_Work to be completed:_ Find how many lines in the material contain "name"; your answer should be that number alone.

Data START

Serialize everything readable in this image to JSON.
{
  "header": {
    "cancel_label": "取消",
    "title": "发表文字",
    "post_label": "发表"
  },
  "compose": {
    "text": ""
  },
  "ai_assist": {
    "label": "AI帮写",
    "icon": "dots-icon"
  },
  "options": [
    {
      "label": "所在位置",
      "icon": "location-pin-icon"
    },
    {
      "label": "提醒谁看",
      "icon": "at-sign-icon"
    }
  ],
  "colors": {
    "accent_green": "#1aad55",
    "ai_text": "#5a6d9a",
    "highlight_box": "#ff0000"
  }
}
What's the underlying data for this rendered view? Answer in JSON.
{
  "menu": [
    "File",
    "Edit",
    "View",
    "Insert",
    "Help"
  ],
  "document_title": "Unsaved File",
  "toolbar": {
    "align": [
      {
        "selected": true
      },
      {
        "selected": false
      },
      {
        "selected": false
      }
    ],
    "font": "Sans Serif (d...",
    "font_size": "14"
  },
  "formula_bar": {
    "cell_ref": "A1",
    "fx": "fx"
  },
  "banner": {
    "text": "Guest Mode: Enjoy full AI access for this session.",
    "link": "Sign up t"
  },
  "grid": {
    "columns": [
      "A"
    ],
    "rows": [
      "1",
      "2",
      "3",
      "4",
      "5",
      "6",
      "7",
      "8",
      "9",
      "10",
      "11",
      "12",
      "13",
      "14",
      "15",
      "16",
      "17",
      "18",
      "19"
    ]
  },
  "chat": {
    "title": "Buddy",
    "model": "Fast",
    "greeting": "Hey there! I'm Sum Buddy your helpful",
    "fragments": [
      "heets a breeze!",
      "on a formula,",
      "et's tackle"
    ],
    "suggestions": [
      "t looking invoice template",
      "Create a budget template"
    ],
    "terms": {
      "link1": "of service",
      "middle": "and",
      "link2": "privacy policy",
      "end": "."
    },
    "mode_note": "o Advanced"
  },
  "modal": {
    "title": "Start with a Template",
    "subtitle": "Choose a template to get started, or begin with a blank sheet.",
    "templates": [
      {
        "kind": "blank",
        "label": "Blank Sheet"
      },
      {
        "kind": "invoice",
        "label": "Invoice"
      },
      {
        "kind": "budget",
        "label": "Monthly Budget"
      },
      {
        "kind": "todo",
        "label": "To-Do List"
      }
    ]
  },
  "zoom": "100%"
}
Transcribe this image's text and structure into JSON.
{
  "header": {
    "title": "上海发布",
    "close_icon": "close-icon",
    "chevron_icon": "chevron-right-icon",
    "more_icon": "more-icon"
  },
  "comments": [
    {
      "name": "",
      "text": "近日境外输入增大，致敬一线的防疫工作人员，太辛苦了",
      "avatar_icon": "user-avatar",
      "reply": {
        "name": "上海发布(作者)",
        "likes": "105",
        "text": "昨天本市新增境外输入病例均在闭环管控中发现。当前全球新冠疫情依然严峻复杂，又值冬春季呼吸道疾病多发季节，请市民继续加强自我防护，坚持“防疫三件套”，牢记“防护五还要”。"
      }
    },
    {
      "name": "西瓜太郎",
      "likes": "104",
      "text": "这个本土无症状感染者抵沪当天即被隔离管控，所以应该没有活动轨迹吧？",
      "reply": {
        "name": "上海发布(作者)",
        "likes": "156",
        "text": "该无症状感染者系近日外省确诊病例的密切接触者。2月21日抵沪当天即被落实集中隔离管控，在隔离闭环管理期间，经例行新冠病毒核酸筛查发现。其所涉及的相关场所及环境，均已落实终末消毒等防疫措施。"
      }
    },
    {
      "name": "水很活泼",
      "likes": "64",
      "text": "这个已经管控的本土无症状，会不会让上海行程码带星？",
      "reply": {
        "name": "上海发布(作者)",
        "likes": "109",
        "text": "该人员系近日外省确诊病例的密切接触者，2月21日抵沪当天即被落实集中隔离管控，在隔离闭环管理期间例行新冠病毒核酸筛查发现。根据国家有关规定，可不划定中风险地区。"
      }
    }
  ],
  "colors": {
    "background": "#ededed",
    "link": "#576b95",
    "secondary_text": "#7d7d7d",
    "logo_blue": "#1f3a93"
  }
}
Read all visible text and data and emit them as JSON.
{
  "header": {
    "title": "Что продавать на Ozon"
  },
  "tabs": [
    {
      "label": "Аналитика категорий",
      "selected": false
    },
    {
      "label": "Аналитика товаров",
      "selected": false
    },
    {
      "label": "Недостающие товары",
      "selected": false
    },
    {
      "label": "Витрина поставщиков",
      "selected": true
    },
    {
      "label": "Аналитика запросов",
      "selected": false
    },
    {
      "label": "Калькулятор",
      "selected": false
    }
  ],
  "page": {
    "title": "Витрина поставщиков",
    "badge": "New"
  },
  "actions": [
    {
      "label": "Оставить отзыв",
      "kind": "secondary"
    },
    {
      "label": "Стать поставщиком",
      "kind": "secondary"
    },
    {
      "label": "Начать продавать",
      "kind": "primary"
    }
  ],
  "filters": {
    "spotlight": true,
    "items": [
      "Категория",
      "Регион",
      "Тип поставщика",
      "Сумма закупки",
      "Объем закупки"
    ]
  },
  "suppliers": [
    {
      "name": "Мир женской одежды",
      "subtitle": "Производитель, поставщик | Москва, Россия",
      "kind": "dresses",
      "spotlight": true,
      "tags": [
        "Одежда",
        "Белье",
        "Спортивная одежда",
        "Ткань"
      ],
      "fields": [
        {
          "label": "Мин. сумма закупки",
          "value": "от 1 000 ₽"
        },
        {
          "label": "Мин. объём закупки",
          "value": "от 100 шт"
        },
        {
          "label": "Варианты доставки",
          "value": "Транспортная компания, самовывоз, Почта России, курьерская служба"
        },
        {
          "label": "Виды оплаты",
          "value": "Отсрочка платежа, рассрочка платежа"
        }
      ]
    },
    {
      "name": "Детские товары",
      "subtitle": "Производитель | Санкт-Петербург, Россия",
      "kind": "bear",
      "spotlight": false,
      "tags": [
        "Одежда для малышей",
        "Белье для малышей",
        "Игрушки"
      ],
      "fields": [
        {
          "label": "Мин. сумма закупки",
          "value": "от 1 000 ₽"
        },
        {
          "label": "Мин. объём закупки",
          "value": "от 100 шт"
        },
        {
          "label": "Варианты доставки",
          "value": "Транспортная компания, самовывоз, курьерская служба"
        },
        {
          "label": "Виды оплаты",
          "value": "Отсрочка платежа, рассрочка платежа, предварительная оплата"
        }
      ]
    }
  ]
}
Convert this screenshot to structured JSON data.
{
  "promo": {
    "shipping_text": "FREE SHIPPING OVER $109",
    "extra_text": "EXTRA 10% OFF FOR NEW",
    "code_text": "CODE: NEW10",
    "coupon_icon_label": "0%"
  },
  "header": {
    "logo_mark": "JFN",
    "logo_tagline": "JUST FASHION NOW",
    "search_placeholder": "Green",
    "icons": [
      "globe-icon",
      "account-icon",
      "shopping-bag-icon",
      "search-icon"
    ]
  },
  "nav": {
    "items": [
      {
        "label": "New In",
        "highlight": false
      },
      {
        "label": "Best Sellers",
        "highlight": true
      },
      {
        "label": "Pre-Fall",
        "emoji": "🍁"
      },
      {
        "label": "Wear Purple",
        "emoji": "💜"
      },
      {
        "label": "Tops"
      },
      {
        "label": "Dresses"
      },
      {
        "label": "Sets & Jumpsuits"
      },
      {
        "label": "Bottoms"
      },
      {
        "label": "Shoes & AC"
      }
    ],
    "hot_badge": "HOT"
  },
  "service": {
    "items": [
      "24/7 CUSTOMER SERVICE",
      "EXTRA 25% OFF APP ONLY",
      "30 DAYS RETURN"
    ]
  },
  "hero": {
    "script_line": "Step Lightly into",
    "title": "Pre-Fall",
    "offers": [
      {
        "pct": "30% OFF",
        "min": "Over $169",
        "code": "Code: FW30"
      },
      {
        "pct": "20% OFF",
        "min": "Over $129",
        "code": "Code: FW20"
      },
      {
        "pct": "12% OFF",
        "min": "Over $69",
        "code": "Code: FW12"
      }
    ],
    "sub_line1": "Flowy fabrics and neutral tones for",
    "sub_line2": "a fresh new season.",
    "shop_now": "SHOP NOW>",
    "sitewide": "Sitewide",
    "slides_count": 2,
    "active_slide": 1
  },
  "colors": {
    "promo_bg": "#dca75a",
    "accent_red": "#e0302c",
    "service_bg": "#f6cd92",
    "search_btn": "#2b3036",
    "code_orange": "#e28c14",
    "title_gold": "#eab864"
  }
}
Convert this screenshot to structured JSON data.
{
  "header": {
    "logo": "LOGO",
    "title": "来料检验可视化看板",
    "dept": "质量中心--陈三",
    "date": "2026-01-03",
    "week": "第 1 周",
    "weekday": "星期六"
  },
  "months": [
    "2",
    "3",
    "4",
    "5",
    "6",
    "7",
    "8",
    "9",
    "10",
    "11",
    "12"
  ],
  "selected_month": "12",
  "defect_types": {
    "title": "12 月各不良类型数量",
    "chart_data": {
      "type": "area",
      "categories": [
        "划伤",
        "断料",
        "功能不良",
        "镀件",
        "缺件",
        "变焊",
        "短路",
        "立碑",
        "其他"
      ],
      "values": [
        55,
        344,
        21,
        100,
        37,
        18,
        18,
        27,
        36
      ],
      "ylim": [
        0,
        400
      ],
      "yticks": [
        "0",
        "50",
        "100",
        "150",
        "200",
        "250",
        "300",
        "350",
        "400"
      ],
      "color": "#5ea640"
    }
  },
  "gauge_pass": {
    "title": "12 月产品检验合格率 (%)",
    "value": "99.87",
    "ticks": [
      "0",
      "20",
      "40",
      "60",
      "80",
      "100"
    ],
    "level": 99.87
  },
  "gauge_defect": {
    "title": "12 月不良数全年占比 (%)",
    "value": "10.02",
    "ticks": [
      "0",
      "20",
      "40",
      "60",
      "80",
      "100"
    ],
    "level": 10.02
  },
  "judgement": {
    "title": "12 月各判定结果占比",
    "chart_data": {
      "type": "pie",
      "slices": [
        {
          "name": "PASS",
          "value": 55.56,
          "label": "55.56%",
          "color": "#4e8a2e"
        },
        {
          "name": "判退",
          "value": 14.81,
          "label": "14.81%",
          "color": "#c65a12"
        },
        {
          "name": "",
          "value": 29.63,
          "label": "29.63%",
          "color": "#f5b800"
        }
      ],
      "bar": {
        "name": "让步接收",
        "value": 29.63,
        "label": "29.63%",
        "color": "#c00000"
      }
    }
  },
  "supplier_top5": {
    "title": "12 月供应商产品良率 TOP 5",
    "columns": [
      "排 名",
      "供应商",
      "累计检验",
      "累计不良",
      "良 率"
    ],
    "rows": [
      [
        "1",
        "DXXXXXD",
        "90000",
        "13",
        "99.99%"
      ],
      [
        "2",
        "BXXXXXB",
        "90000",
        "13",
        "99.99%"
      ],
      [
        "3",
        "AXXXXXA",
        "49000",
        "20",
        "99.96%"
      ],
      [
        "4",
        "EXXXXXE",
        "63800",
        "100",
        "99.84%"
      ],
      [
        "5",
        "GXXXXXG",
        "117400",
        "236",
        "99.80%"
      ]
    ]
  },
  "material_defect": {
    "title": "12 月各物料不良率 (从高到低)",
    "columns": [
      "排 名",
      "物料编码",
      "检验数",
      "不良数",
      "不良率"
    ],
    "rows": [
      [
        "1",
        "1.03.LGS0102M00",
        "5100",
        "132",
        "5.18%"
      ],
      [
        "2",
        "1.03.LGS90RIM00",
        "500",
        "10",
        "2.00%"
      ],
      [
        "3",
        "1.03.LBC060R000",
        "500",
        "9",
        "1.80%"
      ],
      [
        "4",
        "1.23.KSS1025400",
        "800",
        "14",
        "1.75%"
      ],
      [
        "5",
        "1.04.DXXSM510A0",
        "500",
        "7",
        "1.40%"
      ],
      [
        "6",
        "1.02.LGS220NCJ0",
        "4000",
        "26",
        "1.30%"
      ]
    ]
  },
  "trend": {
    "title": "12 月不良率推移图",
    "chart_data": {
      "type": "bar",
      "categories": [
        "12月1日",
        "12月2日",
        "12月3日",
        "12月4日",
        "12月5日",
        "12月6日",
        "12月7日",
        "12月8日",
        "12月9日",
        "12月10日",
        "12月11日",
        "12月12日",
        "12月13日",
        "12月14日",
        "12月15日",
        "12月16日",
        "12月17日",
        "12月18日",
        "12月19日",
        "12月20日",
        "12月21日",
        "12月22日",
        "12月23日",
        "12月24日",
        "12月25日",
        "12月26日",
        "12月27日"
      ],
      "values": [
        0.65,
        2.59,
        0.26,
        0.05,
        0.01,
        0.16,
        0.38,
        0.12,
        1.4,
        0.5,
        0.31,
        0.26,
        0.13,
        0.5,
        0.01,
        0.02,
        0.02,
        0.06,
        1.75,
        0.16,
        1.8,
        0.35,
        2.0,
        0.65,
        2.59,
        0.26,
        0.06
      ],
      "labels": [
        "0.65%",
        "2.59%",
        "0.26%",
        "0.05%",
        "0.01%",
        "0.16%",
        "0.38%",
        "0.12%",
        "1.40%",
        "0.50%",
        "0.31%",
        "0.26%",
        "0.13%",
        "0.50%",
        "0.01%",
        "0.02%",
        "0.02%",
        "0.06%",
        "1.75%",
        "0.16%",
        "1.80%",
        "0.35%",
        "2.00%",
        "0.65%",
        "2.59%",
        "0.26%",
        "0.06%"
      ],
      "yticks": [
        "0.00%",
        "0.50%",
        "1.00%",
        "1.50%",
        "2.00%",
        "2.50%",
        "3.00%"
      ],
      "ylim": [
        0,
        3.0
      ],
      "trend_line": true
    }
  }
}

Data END

_Completed task:_ 12